So what's the deal?
Potential methods for male birth control have all hit snags. For one, some of the methods for men have been rejected because of undesirable side effects – often the same ones that are pretty common among women who take the pill. Another one, believe it or not, has been ego-related. One version that prevented ejaculation during orgasm, or the "clean sheets" pill, was seen as "emasculating." Don't underestimate the appeal of the money shot, we guess.
"There have been very successful trials of male hormonal contraceptive injections," said Susan Walker, an associate professor of contraception and reproductive health at Anglia Ruskin University in the UK. She mentions contraceptive injections, which are almost 100% effective in suppressing sperm concentrations. "That worked extremely well. But it was halted because of worries around side effects, like mood changes and skin changes – which those of us who work with female contraception weren't really surprised about."
But now, we're close to a new male contraceptive pill that could change the game.
Researchers at Weill Cornell Medicine made a drug that temporarily freezes sperm, successfully preventing pregnancy. It's still being tested in mice, but this is a big deal. A single dose paralyzed mice's sperm for over two hours and was 100% effective in the first two hours.

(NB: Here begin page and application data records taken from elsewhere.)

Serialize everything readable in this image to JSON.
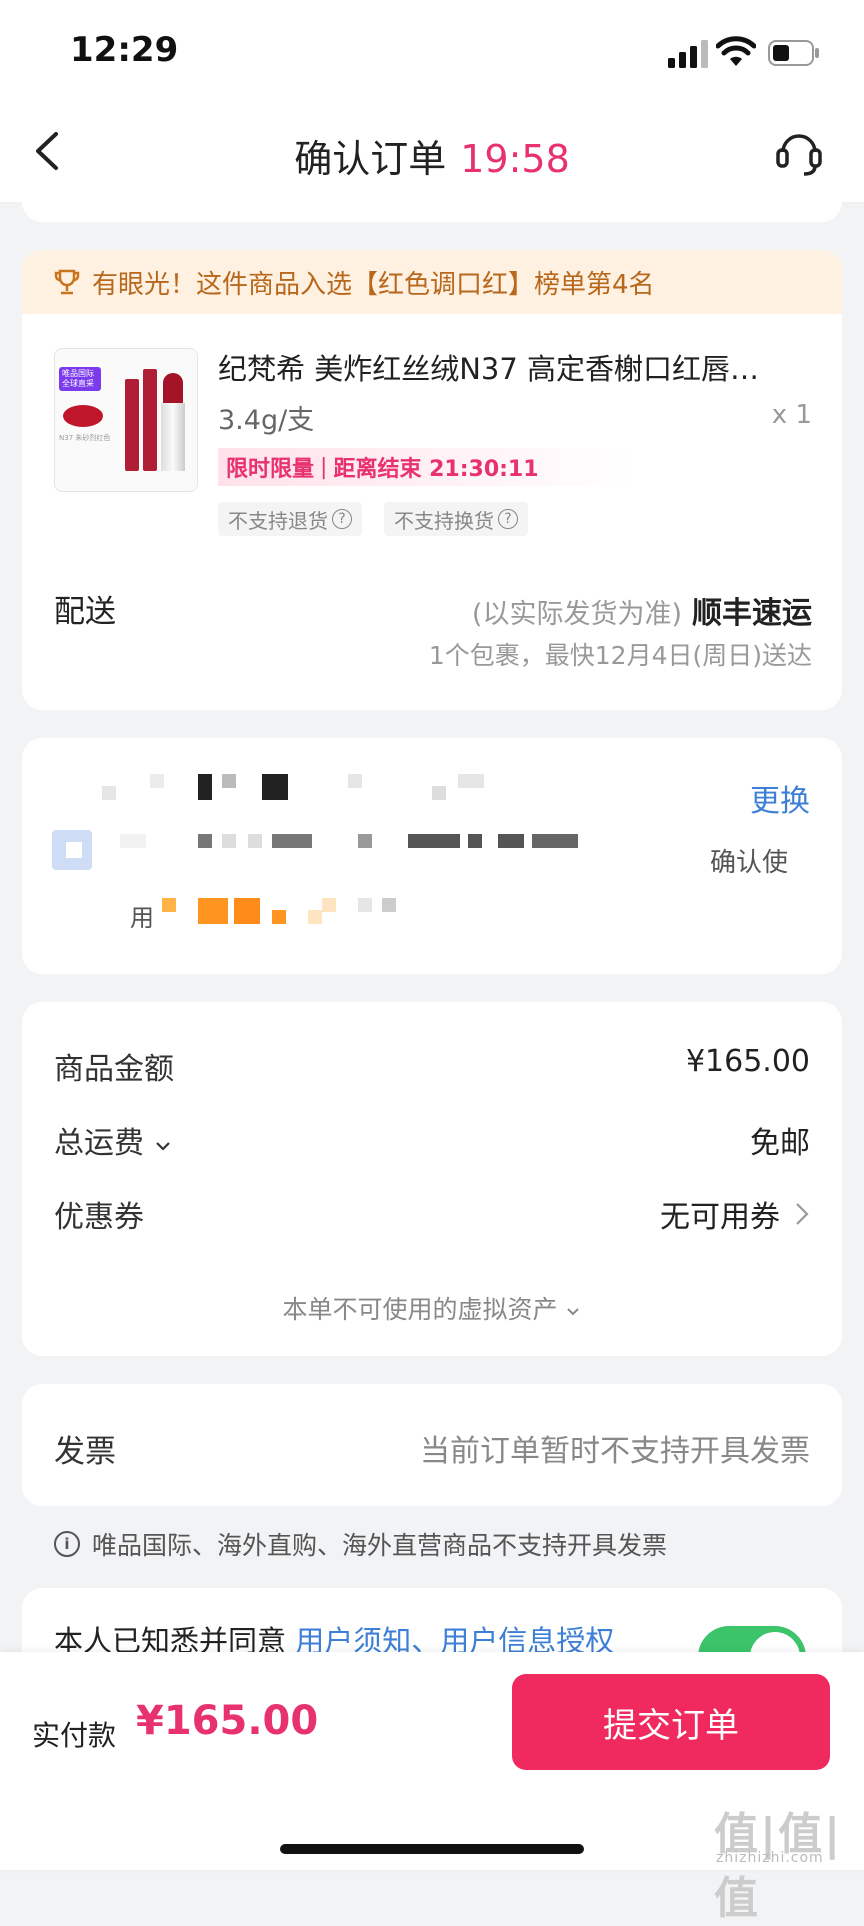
{
  "status_bar": {
    "time": "12:29"
  },
  "nav": {
    "title": "确认订单",
    "countdown": "19:58"
  },
  "product": {
    "banner": "有眼光！这件商品入选【红色调口红】榜单第4名",
    "name": "纪梵希 美炸红丝绒N37 高定香榭口红唇…",
    "spec": "3.4g/支",
    "qty": "x 1",
    "promo_label": "限时限量",
    "promo_sep": "|",
    "promo_countdown": "距离结束 21:30:11",
    "tags": [
      "不支持退货",
      "不支持换货"
    ],
    "thumb_badge": "唯品国际 全球直采",
    "thumb_caption": "N37 朱砂烈红色"
  },
  "shipping": {
    "label": "配送",
    "note": "(以实际发货为准)",
    "carrier": "顺丰速运",
    "eta": "1个包裹，最快12月4日(周日)送达"
  },
  "address": {
    "change": "更换",
    "confirm_text": "确认使",
    "use_text": "用"
  },
  "price": {
    "rows": [
      {
        "label": "商品金额",
        "value": "¥165.00"
      },
      {
        "label": "总运费",
        "value": "免邮"
      },
      {
        "label": "优惠券",
        "value": "无可用券"
      }
    ],
    "virtual_assets": "本单不可使用的虚拟资产"
  },
  "invoice": {
    "label": "发票",
    "value": "当前订单暂时不支持开具发票",
    "note": "唯品国际、海外直购、海外直营商品不支持开具发票"
  },
  "agreement": {
    "prefix": "本人已知悉并同意 ",
    "links": "用户须知、用户信息授权",
    "checked": true
  },
  "bottom": {
    "pay_label": "实付款",
    "pay_amount": "¥165.00",
    "submit": "提交订单"
  },
  "watermark": {
    "logo": "值|值|值",
    "site": "zhizhizhi.com"
  },
  "colors": {
    "accent": "#e8316f",
    "link": "#3d7fd6",
    "toggle": "#3cc46a",
    "banner_bg": "#fff1e2"
  }
}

It's also fast-acting, kicking in after just 30 minutes, and would theoretically be taken as needed rather than on a regular schedule like birth control for females. (Say bye to those daily reminder alarms!) The mice studies are laying the groundwork for human trials if the medical community gets on board.

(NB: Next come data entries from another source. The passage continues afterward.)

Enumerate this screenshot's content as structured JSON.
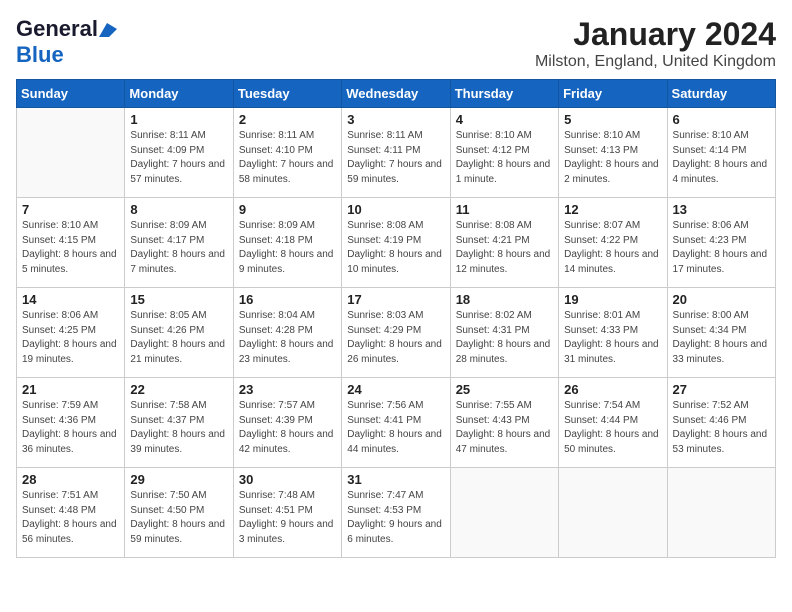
{
  "logo": {
    "general": "General",
    "blue": "Blue"
  },
  "header": {
    "month": "January 2024",
    "location": "Milston, England, United Kingdom"
  },
  "weekdays": [
    "Sunday",
    "Monday",
    "Tuesday",
    "Wednesday",
    "Thursday",
    "Friday",
    "Saturday"
  ],
  "weeks": [
    [
      {
        "day": "",
        "sunrise": "",
        "sunset": "",
        "daylight": ""
      },
      {
        "day": "1",
        "sunrise": "Sunrise: 8:11 AM",
        "sunset": "Sunset: 4:09 PM",
        "daylight": "Daylight: 7 hours and 57 minutes."
      },
      {
        "day": "2",
        "sunrise": "Sunrise: 8:11 AM",
        "sunset": "Sunset: 4:10 PM",
        "daylight": "Daylight: 7 hours and 58 minutes."
      },
      {
        "day": "3",
        "sunrise": "Sunrise: 8:11 AM",
        "sunset": "Sunset: 4:11 PM",
        "daylight": "Daylight: 7 hours and 59 minutes."
      },
      {
        "day": "4",
        "sunrise": "Sunrise: 8:10 AM",
        "sunset": "Sunset: 4:12 PM",
        "daylight": "Daylight: 8 hours and 1 minute."
      },
      {
        "day": "5",
        "sunrise": "Sunrise: 8:10 AM",
        "sunset": "Sunset: 4:13 PM",
        "daylight": "Daylight: 8 hours and 2 minutes."
      },
      {
        "day": "6",
        "sunrise": "Sunrise: 8:10 AM",
        "sunset": "Sunset: 4:14 PM",
        "daylight": "Daylight: 8 hours and 4 minutes."
      }
    ],
    [
      {
        "day": "7",
        "sunrise": "Sunrise: 8:10 AM",
        "sunset": "Sunset: 4:15 PM",
        "daylight": "Daylight: 8 hours and 5 minutes."
      },
      {
        "day": "8",
        "sunrise": "Sunrise: 8:09 AM",
        "sunset": "Sunset: 4:17 PM",
        "daylight": "Daylight: 8 hours and 7 minutes."
      },
      {
        "day": "9",
        "sunrise": "Sunrise: 8:09 AM",
        "sunset": "Sunset: 4:18 PM",
        "daylight": "Daylight: 8 hours and 9 minutes."
      },
      {
        "day": "10",
        "sunrise": "Sunrise: 8:08 AM",
        "sunset": "Sunset: 4:19 PM",
        "daylight": "Daylight: 8 hours and 10 minutes."
      },
      {
        "day": "11",
        "sunrise": "Sunrise: 8:08 AM",
        "sunset": "Sunset: 4:21 PM",
        "daylight": "Daylight: 8 hours and 12 minutes."
      },
      {
        "day": "12",
        "sunrise": "Sunrise: 8:07 AM",
        "sunset": "Sunset: 4:22 PM",
        "daylight": "Daylight: 8 hours and 14 minutes."
      },
      {
        "day": "13",
        "sunrise": "Sunrise: 8:06 AM",
        "sunset": "Sunset: 4:23 PM",
        "daylight": "Daylight: 8 hours and 17 minutes."
      }
    ],
    [
      {
        "day": "14",
        "sunrise": "Sunrise: 8:06 AM",
        "sunset": "Sunset: 4:25 PM",
        "daylight": "Daylight: 8 hours and 19 minutes."
      },
      {
        "day": "15",
        "sunrise": "Sunrise: 8:05 AM",
        "sunset": "Sunset: 4:26 PM",
        "daylight": "Daylight: 8 hours and 21 minutes."
      },
      {
        "day": "16",
        "sunrise": "Sunrise: 8:04 AM",
        "sunset": "Sunset: 4:28 PM",
        "daylight": "Daylight: 8 hours and 23 minutes."
      },
      {
        "day": "17",
        "sunrise": "Sunrise: 8:03 AM",
        "sunset": "Sunset: 4:29 PM",
        "daylight": "Daylight: 8 hours and 26 minutes."
      },
      {
        "day": "18",
        "sunrise": "Sunrise: 8:02 AM",
        "sunset": "Sunset: 4:31 PM",
        "daylight": "Daylight: 8 hours and 28 minutes."
      },
      {
        "day": "19",
        "sunrise": "Sunrise: 8:01 AM",
        "sunset": "Sunset: 4:33 PM",
        "daylight": "Daylight: 8 hours and 31 minutes."
      },
      {
        "day": "20",
        "sunrise": "Sunrise: 8:00 AM",
        "sunset": "Sunset: 4:34 PM",
        "daylight": "Daylight: 8 hours and 33 minutes."
      }
    ],
    [
      {
        "day": "21",
        "sunrise": "Sunrise: 7:59 AM",
        "sunset": "Sunset: 4:36 PM",
        "daylight": "Daylight: 8 hours and 36 minutes."
      },
      {
        "day": "22",
        "sunrise": "Sunrise: 7:58 AM",
        "sunset": "Sunset: 4:37 PM",
        "daylight": "Daylight: 8 hours and 39 minutes."
      },
      {
        "day": "23",
        "sunrise": "Sunrise: 7:57 AM",
        "sunset": "Sunset: 4:39 PM",
        "daylight": "Daylight: 8 hours and 42 minutes."
      },
      {
        "day": "24",
        "sunrise": "Sunrise: 7:56 AM",
        "sunset": "Sunset: 4:41 PM",
        "daylight": "Daylight: 8 hours and 44 minutes."
      },
      {
        "day": "25",
        "sunrise": "Sunrise: 7:55 AM",
        "sunset": "Sunset: 4:43 PM",
        "daylight": "Daylight: 8 hours and 47 minutes."
      },
      {
        "day": "26",
        "sunrise": "Sunrise: 7:54 AM",
        "sunset": "Sunset: 4:44 PM",
        "daylight": "Daylight: 8 hours and 50 minutes."
      },
      {
        "day": "27",
        "sunrise": "Sunrise: 7:52 AM",
        "sunset": "Sunset: 4:46 PM",
        "daylight": "Daylight: 8 hours and 53 minutes."
      }
    ],
    [
      {
        "day": "28",
        "sunrise": "Sunrise: 7:51 AM",
        "sunset": "Sunset: 4:48 PM",
        "daylight": "Daylight: 8 hours and 56 minutes."
      },
      {
        "day": "29",
        "sunrise": "Sunrise: 7:50 AM",
        "sunset": "Sunset: 4:50 PM",
        "daylight": "Daylight: 8 hours and 59 minutes."
      },
      {
        "day": "30",
        "sunrise": "Sunrise: 7:48 AM",
        "sunset": "Sunset: 4:51 PM",
        "daylight": "Daylight: 9 hours and 3 minutes."
      },
      {
        "day": "31",
        "sunrise": "Sunrise: 7:47 AM",
        "sunset": "Sunset: 4:53 PM",
        "daylight": "Daylight: 9 hours and 6 minutes."
      },
      {
        "day": "",
        "sunrise": "",
        "sunset": "",
        "daylight": ""
      },
      {
        "day": "",
        "sunrise": "",
        "sunset": "",
        "daylight": ""
      },
      {
        "day": "",
        "sunrise": "",
        "sunset": "",
        "daylight": ""
      }
    ]
  ]
}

"I think this is really one of the biggest advancements for non-hormonal contraceptives in recent times," says Christopher Lindsey, an official with the National Institute of Child Health and Human Development.